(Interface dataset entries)
□ □ □

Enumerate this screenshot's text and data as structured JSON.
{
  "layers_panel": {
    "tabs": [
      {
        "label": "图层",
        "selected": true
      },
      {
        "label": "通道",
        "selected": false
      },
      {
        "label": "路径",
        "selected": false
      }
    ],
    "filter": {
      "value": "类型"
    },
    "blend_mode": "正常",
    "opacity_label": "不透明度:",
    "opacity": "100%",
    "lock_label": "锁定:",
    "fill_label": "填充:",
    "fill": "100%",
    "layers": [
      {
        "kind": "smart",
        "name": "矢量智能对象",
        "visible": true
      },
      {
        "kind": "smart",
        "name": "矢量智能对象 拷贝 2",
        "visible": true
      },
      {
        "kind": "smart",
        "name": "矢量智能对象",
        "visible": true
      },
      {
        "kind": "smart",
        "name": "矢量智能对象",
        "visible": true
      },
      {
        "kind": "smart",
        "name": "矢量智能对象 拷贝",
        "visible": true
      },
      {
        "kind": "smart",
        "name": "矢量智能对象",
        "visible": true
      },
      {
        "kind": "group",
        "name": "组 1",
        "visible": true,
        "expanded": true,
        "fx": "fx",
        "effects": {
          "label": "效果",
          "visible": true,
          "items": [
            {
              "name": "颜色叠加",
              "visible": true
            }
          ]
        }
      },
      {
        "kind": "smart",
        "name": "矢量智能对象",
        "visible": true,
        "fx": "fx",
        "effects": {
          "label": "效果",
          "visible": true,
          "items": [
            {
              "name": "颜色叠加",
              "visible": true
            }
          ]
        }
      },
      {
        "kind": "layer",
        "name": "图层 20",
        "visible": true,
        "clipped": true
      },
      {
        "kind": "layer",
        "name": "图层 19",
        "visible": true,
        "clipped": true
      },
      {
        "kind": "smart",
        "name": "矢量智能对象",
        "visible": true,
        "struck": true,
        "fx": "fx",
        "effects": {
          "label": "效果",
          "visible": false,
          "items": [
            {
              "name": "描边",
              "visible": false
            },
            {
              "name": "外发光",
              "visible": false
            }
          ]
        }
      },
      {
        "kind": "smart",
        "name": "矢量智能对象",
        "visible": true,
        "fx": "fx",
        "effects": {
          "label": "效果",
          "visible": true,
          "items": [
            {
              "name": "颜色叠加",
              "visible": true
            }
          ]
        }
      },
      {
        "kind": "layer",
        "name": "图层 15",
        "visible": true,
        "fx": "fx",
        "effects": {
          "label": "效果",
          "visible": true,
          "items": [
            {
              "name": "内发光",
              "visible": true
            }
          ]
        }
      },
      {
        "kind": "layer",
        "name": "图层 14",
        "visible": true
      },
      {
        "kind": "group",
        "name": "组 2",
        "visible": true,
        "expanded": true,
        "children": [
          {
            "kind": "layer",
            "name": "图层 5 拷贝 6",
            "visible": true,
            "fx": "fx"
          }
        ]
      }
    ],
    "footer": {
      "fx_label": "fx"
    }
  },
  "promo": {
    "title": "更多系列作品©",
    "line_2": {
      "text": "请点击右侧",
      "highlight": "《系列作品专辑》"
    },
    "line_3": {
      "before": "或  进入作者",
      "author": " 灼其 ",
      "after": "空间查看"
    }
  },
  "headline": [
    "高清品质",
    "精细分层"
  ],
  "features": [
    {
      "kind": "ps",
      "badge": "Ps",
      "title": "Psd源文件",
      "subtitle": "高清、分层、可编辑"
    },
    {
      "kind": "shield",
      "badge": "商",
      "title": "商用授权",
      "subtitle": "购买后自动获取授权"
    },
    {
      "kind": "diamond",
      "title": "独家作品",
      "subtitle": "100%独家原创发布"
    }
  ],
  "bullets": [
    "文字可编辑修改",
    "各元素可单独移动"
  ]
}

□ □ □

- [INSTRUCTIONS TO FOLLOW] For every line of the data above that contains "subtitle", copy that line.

- [OUTPUT FOR THIS EXERCISE]
      "subtitle": "高清、分层、可编辑"
      "subtitle": "购买后自动获取授权"
      "subtitle": "100%独家原创发布"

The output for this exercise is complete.